Bill and brother, Bob, said increasingly national attention to country and rhythm and blues music – which two decades ago were thought of as music of the nation’s racial and sectional minorities – does not mean county and rhythm and blues singers have suddenly begun making good music.
“It was always there and it was always good,” Bill said.
Bud Cowsill said candidly there is one very significant reason for try to put the best sounds of all types of American music together. It is profitable.
“You can’t get away from that,” he said, “and you will have to go back to Presley, because he started it all.”
Ex-Tupelo truck driver Elvis Presley, they agreed first got together most of the basic elements in 1954. He took them not only out of the Southeast, but finally out of the Western Hemisphere as well.
“He was the man,” Bob Cowsill said.

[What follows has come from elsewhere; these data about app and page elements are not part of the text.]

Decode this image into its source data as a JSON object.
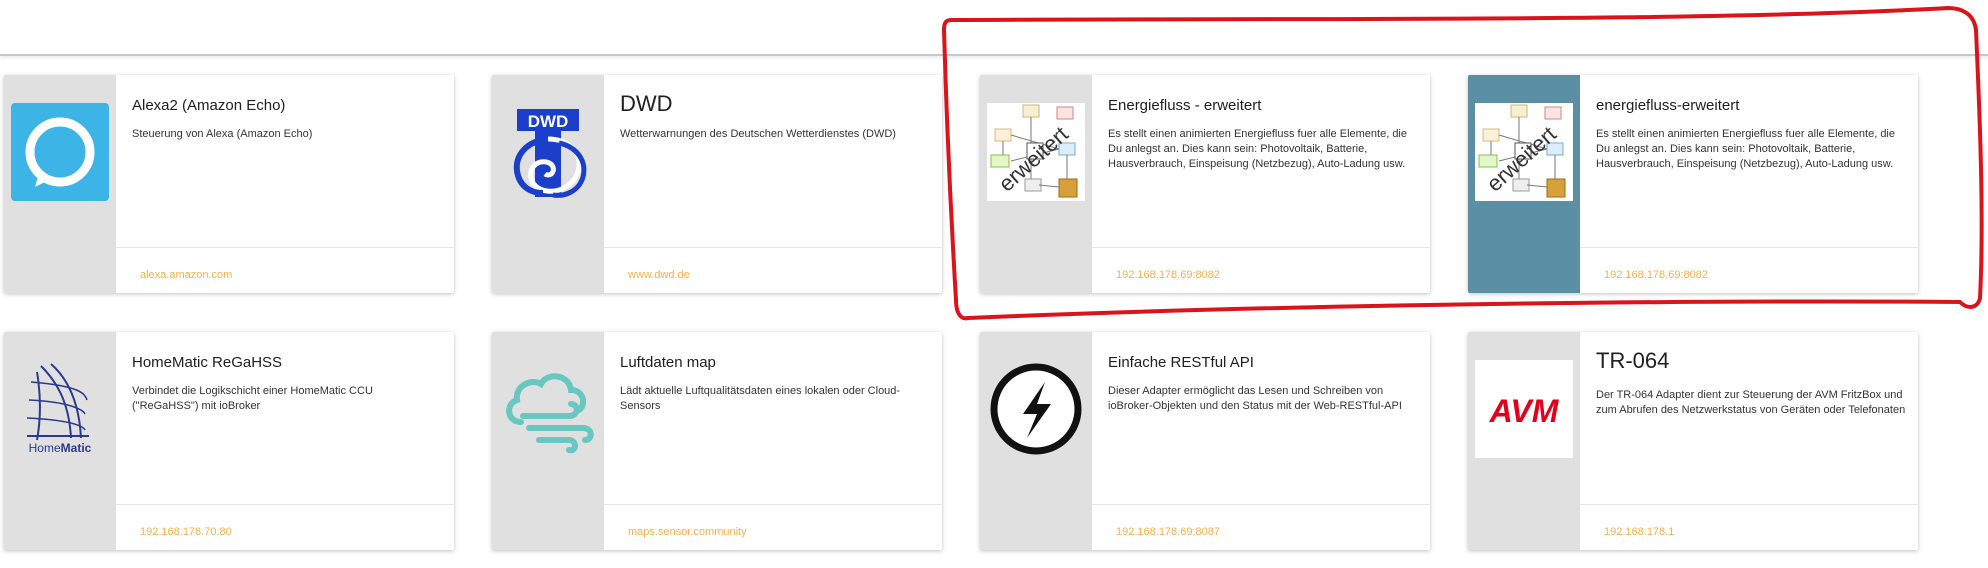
{
  "cards": [
    {
      "title": "Alexa2 (Amazon Echo)",
      "description": "Steuerung von Alexa (Amazon Echo)",
      "url": "alexa.amazon.com",
      "icon": "alexa-icon"
    },
    {
      "title": "DWD",
      "description": "Wetterwarnungen des Deutschen Wetterdienstes (DWD)",
      "url": "www.dwd.de",
      "icon": "dwd-logo-icon",
      "icon_label": "DWD"
    },
    {
      "title": "Energiefluss - erweitert",
      "description": "Es stellt einen animierten Energiefluss fuer alle Elemente, die Du anlegst an. Dies kann sein: Photovoltaik, Batterie, Hausverbrauch, Einspeisung (Netzbezug), Auto-Ladung usw.",
      "url": "192.168.178.69:8082",
      "icon": "energiefluss-diagram-icon",
      "icon_label": "erweitert"
    },
    {
      "title": "energiefluss-erweitert",
      "description": "Es stellt einen animierten Energiefluss fuer alle Elemente, die Du anlegst an. Dies kann sein: Photovoltaik, Batterie, Hausverbrauch, Einspeisung (Netzbezug), Auto-Ladung usw.",
      "url": "192.168.178.69:8082",
      "icon": "energiefluss-diagram-icon",
      "icon_label": "erweitert"
    },
    {
      "title": "HomeMatic ReGaHSS",
      "description": "Verbindet die Logikschicht einer HomeMatic CCU (\"ReGaHSS\") mit ioBroker",
      "url": "192.168.178.70:80",
      "icon": "homematic-logo-icon",
      "icon_label_1": "Home",
      "icon_label_2": "Matic"
    },
    {
      "title": "Luftdaten map",
      "description": "Lädt aktuelle Luftqualitätsdaten eines lokalen oder Cloud-Sensors",
      "url": "maps.sensor.community",
      "icon": "cloud-wind-icon"
    },
    {
      "title": "Einfache RESTful API",
      "description": "Dieser Adapter ermöglicht das Lesen und Schreiben von ioBroker-Objekten und den Status mit der Web-RESTful-API",
      "url": "192.168.178.69:8087",
      "icon": "socket-lightning-icon"
    },
    {
      "title": "TR-064",
      "description": "Der TR-064 Adapter dient zur Steuerung der AVM FritzBox und zum Abrufen des Netzwerkstatus von Geräten oder Telefonaten",
      "url": "192.168.178.1",
      "icon": "avm-logo-icon",
      "icon_label": "AVM"
    }
  ],
  "colors": {
    "url": "#f5b14a",
    "annotation": "#d9141b",
    "alexa": "#3cb4e5",
    "dwd": "#1b3fc8",
    "homematic": "#2a3a8c",
    "luftdaten": "#68c7c0",
    "avm": "#e2001a",
    "teal_side": "#5b8fa3"
  }
}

The Cowsills – Bud, wife Barbara and singing sons Bill, Bob, Barry and John – talked about music while small sister Susan spent most of her time enthralling a photographer.
While the rest of the hard-traveling family of entertainers napped in three different rooms at the Ramada Inn, Susan was busy running up and down the hall knocking on doors. She was clad in an old nightgown Mrs. Cowsill says she cannot make her part with.
When the photographer wanted to take pictures, Susan was told to put on a dress. She promptly reappeared in the nightgown as soon as it was over. When the photographer wanted to take more, she got into the dress again. When the family got together to sing a new song, the photographer finally got Susan in her nightgown.
“It’s terrible,” Mrs. Cowsill worried. “Everybody will think, ‘All that money they’ve made and they make that poor girl wear that old flannel thing.”
Such are the anxieties of a mother of seven big and little national idols.
The Cowsills arrived from Los Angeles Saturday morning to tape appearances on the next Johnny Cash ABC-TV series which premieres June 7. They said they will sing the Mamas and Papas hit “Monday, Monday.” As well as joining with Cash on a song entitled “Children, Go Where I Send Thee.”
They rehearsed yesterday and will do the actual taping tonight, flying back to the West Coast tomorrow morning to “cut another big hit,” Bud Cowsill said with a grin.
The grin was a modest one, but when the Cowsills sang the song they are going back to record – one called “The Prophecy of Daniel and John the Devine” – they made it sound like another winner.
The Rhode Island family has been living on the West Coast for a year. Before that, they lived in a large, quaint old house in Newport, R.I., in which they weathered thin times that preceded success.
Bud, a 20-year Navy man, got his brood signed to its first recording contract about four years ago. They recorded a song called “Most of All.”
Two years later, with the wolf kicking their door in, a New York talent manager advanced them $5,000 to save their big, old house and sent them into recording studios with their first real smash – “The Rain, The Park and Other Things.”
“We have talked about doing some recording here, but we never have gotten everything ___ed just to do it” the father said. “But we still may be able to one of these days.”
“Everybody in New York and Los Angeles is talking about the Nashville Sound,” Bill said. “Nashville is just on the verge of its biggest successors. It hasn’t peaked yet. A lot of things have helped it recently, and Bob Dylan